Familiarity Playing in the Slot

The prototypical size, speed and maneuverability that one would expect from an NFL slot receiver, Berrios will be familiar playing in space when he gets to the next level. PFF summarizes Berrios lining up in the slot 97.5% of his snaps in 2017,while also accumulating 680 receiving yards and all nine of his TD receptions from the middle of Miami’s offensive formation.

Being one of the most astute players to come through Miami Football, the learning curve should be relatively short for Berrios in comparison with his peers. With NFL offense relying more on three and four wide receiver formations, it means that Berrios should be able to see the field shortly after diving into the team’s playbook.

Efficient Route Runner

Whether it’s short slants, drags or options routes, Berrios is more than capable of executing each with precision and no wasted motion. Illustrating an ability to create seperation on underneath routes, Berrios has the potential to be a yards-after-catch monster in an ideal scenario. On deep passes (20+ yards in the air), Berrios caught eight of what PFF considers 10 catchable targets his way for 217 receiving yards with only two drops.


All-Or-Nothing Mentality on Every Reception

On the surface this does not sound like much of a negative, but that comes down to the eye of the beholder. Selling out for receptions is admirable in college, but at the pro level that type of play becomes a business decision.

Scout’s Take

“Miami’s Braxton Berrios showed me he’s the ultimate slot receiver. While he’s a little undersized, he has exceptional short-area quickness and burst. He has a knack for getting open. He’s fearless over the middle of the field, and you see that in drills. In the right system, he could be a headache because he has enough stop-start quickness and savvy to be a tough matchup for nickel corners.

I think he’s a more explosive version of Cole Beasley”

Bucky Brooks NFL Media Analyst

“Berrios can play all over the field and makes tough catches look easy. I love what he brings to the table. He looks capable of being the next Danny Amendola or Julian Edelman. A lot of scouts focus on what players can’t do, but if they look at what he can do, they’ll be pleasantly surprised. Berrios is certainly deserving of an opportunity. Plus, you know 89 always rolls with the 5’10”-and-under crew”

Steve Smith Sr. Analyst

“While Berrios is a little stubby and tight-hipped, he has explosive characteristics and shows the ability to uncover and the toughness to make contested catches look easy. Berrios may appeal to teams looking for a slot receiver who can work the middle of the field and attack with intermediate routes. His ability to return punts simply adds to his roster value. Getting caught up with what he can’t do rather than what he can do would be a mistake.”

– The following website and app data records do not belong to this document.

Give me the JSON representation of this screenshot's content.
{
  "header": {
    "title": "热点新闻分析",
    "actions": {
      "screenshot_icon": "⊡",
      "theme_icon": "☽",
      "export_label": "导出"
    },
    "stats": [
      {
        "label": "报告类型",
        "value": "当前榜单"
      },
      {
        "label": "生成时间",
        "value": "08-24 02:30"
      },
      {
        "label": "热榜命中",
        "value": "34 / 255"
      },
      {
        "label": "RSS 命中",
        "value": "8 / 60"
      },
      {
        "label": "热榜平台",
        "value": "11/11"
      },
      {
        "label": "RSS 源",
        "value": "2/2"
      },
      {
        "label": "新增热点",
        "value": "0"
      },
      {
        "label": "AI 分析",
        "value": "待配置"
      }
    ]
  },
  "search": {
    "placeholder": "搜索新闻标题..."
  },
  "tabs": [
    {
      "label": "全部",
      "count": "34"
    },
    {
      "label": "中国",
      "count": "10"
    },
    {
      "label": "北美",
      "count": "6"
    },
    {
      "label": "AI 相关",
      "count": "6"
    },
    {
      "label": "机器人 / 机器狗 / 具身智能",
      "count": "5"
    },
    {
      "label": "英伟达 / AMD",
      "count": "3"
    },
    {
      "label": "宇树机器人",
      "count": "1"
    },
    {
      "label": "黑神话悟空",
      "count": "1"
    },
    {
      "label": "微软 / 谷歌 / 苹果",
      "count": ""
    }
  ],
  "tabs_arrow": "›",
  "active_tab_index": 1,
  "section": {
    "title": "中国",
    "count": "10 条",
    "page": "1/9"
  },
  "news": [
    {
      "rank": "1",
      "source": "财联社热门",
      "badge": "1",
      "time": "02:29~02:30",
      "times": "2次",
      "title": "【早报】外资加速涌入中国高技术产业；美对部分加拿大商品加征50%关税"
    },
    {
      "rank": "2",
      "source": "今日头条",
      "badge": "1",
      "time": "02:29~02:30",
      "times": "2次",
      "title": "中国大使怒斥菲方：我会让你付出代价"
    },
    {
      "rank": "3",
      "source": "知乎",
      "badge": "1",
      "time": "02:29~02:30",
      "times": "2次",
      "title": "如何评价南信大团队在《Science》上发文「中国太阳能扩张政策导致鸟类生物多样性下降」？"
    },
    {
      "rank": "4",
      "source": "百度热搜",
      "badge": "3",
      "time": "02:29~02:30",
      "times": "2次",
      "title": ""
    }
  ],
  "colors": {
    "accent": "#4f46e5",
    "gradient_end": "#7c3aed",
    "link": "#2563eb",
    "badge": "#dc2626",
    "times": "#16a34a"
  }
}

Lance Zierlein NFL Analyst

“Braxton Berrios is a typical Bill Belichick guy—a quick intermediate and middle-of-the-field route-runner. Shows exceptional quickness and burst while catching the ball in traffic. Size and durability will be huge question marks for Berrios in the draft. Getting injured at the Senior Bowl after constantly being on the ground may have hurt or helped his stock, depending on who you ask.”

Matt Miller Bleacher Report

Final Wave

Whether it’s the Patriots or another NFL franchise, some team will be getting one of the most intelligent, athletic, passionate and reliable players the Hurricanes have produced in quite a while. It is possible, in a worst-case scenario, that Berrios would spend a couple seasons primarily in a special teams capacity. However, I expect there are teams that will see Berrios as an solid candidate to compete as a slot receiver from the day he first enters their team facilities. Berrios should be a fixture on some offense during the 2018-’19 NFL season.

Best Fits: New England Patriots (Obvious) , Arizona Cardinals, Green Bay Packers, Carolina Panthers, Miami Dolphins

Draft Projection: Third-Sixth Round Selection

Good Luck Braxton!